* _TASK REQUIREMENTS_
When a line below contains the string "music", show that line.

————

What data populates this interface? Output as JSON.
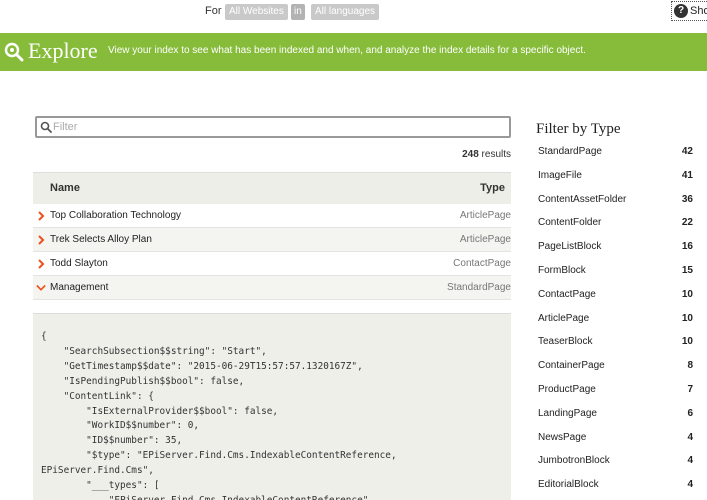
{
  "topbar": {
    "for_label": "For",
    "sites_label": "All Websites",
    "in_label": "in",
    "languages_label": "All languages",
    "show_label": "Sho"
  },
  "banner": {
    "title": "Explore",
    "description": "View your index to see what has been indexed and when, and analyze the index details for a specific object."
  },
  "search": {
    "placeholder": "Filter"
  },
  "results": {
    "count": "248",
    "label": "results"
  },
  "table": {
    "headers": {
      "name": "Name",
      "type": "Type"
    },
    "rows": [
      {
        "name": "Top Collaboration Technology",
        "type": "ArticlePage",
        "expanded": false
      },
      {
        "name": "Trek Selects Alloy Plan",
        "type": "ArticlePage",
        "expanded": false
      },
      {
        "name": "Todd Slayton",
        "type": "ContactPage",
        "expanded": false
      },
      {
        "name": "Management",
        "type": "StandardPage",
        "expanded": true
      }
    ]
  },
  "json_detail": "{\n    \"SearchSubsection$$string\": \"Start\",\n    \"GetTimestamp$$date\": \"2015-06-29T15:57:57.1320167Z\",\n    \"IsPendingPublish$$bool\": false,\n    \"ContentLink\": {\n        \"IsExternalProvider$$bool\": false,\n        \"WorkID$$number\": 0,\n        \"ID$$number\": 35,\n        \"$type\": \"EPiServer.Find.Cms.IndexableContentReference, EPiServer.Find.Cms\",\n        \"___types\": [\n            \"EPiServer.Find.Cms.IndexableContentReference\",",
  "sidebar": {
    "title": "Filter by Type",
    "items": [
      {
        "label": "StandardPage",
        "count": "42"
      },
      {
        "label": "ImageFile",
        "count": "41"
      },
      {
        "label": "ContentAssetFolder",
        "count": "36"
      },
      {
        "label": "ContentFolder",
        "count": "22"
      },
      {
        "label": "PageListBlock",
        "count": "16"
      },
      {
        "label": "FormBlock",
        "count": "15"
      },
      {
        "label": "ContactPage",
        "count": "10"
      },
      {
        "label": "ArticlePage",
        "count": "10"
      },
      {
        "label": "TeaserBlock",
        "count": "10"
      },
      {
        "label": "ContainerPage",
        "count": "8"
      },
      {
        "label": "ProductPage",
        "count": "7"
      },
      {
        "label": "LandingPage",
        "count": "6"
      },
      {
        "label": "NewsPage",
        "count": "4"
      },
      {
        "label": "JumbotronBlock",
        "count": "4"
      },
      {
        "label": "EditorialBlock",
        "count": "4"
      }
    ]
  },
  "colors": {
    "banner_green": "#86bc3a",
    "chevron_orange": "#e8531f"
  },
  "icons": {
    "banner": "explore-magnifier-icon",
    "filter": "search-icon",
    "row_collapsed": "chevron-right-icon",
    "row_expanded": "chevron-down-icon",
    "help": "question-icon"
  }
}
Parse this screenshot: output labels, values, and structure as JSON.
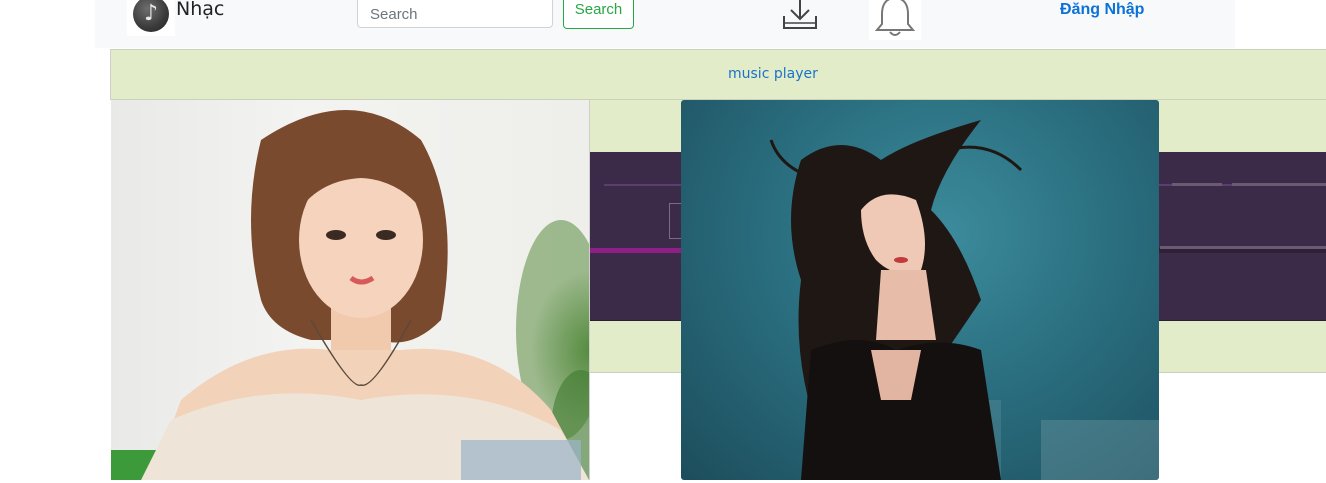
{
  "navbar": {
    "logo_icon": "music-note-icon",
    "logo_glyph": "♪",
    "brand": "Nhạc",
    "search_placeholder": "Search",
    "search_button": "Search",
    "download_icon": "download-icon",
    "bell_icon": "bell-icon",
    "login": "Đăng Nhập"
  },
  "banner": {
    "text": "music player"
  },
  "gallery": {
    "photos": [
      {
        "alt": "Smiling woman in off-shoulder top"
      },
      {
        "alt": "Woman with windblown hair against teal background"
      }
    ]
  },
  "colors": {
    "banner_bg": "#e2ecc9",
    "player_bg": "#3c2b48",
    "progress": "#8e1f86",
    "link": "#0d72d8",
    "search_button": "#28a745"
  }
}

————

* _ANSWER SPACE_
    "logo_icon": "music-note-icon",
    "text": "music player"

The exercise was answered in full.